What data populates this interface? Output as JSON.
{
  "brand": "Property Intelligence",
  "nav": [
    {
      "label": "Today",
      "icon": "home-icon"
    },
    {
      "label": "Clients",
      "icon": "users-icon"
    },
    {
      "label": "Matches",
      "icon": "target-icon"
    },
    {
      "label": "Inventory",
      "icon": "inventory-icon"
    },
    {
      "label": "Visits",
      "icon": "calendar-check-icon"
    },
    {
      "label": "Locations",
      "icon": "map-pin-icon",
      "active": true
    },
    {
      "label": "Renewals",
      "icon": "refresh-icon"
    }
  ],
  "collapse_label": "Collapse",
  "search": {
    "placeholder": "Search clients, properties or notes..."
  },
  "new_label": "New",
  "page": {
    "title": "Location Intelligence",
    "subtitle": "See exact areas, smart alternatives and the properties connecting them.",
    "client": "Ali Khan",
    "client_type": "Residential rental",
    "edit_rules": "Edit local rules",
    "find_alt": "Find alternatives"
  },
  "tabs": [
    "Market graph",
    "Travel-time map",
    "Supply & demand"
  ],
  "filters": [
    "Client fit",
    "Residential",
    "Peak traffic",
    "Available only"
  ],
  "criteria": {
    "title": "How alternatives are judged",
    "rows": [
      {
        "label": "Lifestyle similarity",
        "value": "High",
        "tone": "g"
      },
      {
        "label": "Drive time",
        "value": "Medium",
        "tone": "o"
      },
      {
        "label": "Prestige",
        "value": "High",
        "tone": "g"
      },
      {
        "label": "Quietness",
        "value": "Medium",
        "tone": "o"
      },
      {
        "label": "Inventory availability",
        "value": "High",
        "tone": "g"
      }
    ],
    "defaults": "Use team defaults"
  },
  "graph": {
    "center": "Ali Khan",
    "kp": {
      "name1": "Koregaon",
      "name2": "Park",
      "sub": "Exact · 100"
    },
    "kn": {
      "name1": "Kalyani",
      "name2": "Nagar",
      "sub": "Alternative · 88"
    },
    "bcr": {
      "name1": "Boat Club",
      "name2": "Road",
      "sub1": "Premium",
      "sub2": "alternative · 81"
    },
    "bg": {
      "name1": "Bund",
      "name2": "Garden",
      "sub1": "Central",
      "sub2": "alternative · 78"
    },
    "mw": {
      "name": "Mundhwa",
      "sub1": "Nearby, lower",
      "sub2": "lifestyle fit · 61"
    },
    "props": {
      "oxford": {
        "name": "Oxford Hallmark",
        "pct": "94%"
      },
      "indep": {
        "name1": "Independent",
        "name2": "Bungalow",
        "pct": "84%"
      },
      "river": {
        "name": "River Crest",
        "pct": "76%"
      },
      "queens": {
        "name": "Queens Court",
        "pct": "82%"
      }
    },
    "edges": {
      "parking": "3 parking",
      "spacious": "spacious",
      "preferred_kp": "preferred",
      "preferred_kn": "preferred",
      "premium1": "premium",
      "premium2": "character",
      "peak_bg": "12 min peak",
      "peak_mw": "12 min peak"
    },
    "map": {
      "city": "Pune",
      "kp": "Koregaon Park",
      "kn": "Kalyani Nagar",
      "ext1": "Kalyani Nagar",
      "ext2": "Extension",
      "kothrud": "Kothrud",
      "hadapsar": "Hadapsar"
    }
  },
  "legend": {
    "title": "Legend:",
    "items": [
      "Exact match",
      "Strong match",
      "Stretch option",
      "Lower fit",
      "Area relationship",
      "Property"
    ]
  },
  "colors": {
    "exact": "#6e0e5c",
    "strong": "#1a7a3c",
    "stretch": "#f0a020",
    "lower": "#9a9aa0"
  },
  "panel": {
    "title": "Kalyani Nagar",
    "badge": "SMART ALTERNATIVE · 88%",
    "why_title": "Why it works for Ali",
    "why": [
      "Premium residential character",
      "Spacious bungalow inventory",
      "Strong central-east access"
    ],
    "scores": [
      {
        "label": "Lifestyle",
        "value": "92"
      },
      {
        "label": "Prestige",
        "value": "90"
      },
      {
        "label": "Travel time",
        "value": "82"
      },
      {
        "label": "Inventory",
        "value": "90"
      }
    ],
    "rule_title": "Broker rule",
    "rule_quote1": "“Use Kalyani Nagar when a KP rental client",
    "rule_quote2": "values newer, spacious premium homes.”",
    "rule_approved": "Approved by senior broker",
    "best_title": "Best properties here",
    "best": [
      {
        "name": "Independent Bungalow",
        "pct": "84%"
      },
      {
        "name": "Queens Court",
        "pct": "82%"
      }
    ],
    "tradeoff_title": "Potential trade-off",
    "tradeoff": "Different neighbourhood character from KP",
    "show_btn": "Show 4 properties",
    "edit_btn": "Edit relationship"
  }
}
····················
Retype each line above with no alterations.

What data populates this interface? Output as JSON.
{
  "brand": "Property Intelligence",
  "nav": [
    {
      "label": "Today",
      "icon": "home-icon"
    },
    {
      "label": "Clients",
      "icon": "users-icon"
    },
    {
      "label": "Matches",
      "icon": "target-icon"
    },
    {
      "label": "Inventory",
      "icon": "inventory-icon"
    },
    {
      "label": "Visits",
      "icon": "calendar-check-icon"
    },
    {
      "label": "Locations",
      "icon": "map-pin-icon",
      "active": true
    },
    {
      "label": "Renewals",
      "icon": "refresh-icon"
    }
  ],
  "collapse_label": "Collapse",
  "search": {
    "placeholder": "Search clients, properties or notes..."
  },
  "new_label": "New",
  "page": {
    "title": "Location Intelligence",
    "subtitle": "See exact areas, smart alternatives and the properties connecting them.",
    "client": "Ali Khan",
    "client_type": "Residential rental",
    "edit_rules": "Edit local rules",
    "find_alt": "Find alternatives"
  },
  "tabs": [
    "Market graph",
    "Travel-time map",
    "Supply & demand"
  ],
  "filters": [
    "Client fit",
    "Residential",
    "Peak traffic",
    "Available only"
  ],
  "criteria": {
    "title": "How alternatives are judged",
    "rows": [
      {
        "label": "Lifestyle similarity",
        "value": "High",
        "tone": "g"
      },
      {
        "label": "Drive time",
        "value": "Medium",
        "tone": "o"
      },
      {
        "label": "Prestige",
        "value": "High",
        "tone": "g"
      },
      {
        "label": "Quietness",
        "value": "Medium",
        "tone": "o"
      },
      {
        "label": "Inventory availability",
        "value": "High",
        "tone": "g"
      }
    ],
    "defaults": "Use team defaults"
  },
  "graph": {
    "center": "Ali Khan",
    "kp": {
      "name1": "Koregaon",
      "name2": "Park",
      "sub": "Exact · 100"
    },
    "kn": {
      "name1": "Kalyani",
      "name2": "Nagar",
      "sub": "Alternative · 88"
    },
    "bcr": {
      "name1": "Boat Club",
      "name2": "Road",
      "sub1": "Premium",
      "sub2": "alternative · 81"
    },
    "bg": {
      "name1": "Bund",
      "name2": "Garden",
      "sub1": "Central",
      "sub2": "alternative · 78"
    },
    "mw": {
      "name": "Mundhwa",
      "sub1": "Nearby, lower",
      "sub2": "lifestyle fit · 61"
    },
    "props": {
      "oxford": {
        "name": "Oxford Hallmark",
        "pct": "94%"
      },
      "indep": {
        "name1": "Independent",
        "name2": "Bungalow",
        "pct": "84%"
      },
      "river": {
        "name": "River Crest",
        "pct": "76%"
      },
      "queens": {
        "name": "Queens Court",
        "pct": "82%"
      }
    },
    "edges": {
      "parking": "3 parking",
      "spacious": "spacious",
      "preferred_kp": "preferred",
      "preferred_kn": "preferred",
      "premium1": "premium",
      "premium2": "character",
      "peak_bg": "12 min peak",
      "peak_mw": "12 min peak"
    },
    "map": {
      "city": "Pune",
      "kp": "Koregaon Park",
      "kn": "Kalyani Nagar",
      "ext1": "Kalyani Nagar",
      "ext2": "Extension",
      "kothrud": "Kothrud",
      "hadapsar": "Hadapsar"
    }
  },
  "legend": {
    "title": "Legend:",
    "items": [
      "Exact match",
      "Strong match",
      "Stretch option",
      "Lower fit",
      "Area relationship",
      "Property"
    ]
  },
  "colors": {
    "exact": "#6e0e5c",
    "strong": "#1a7a3c",
    "stretch": "#f0a020",
    "lower": "#9a9aa0"
  },
  "panel": {
    "title": "Kalyani Nagar",
    "badge": "SMART ALTERNATIVE · 88%",
    "why_title": "Why it works for Ali",
    "why": [
      "Premium residential character",
      "Spacious bungalow inventory",
      "Strong central-east access"
    ],
    "scores": [
      {
        "label": "Lifestyle",
        "value": "92"
      },
      {
        "label": "Prestige",
        "value": "90"
      },
      {
        "label": "Travel time",
        "value": "82"
      },
      {
        "label": "Inventory",
        "value": "90"
      }
    ],
    "rule_title": "Broker rule",
    "rule_quote1": "“Use Kalyani Nagar when a KP rental client",
    "rule_quote2": "values newer, spacious premium homes.”",
    "rule_approved": "Approved by senior broker",
    "best_title": "Best properties here",
    "best": [
      {
        "name": "Independent Bungalow",
        "pct": "84%"
      },
      {
        "name": "Queens Court",
        "pct": "82%"
      }
    ],
    "tradeoff_title": "Potential trade-off",
    "tradeoff": "Different neighbourhood character from KP",
    "show_btn": "Show 4 properties",
    "edit_btn": "Edit relationship"
  }
}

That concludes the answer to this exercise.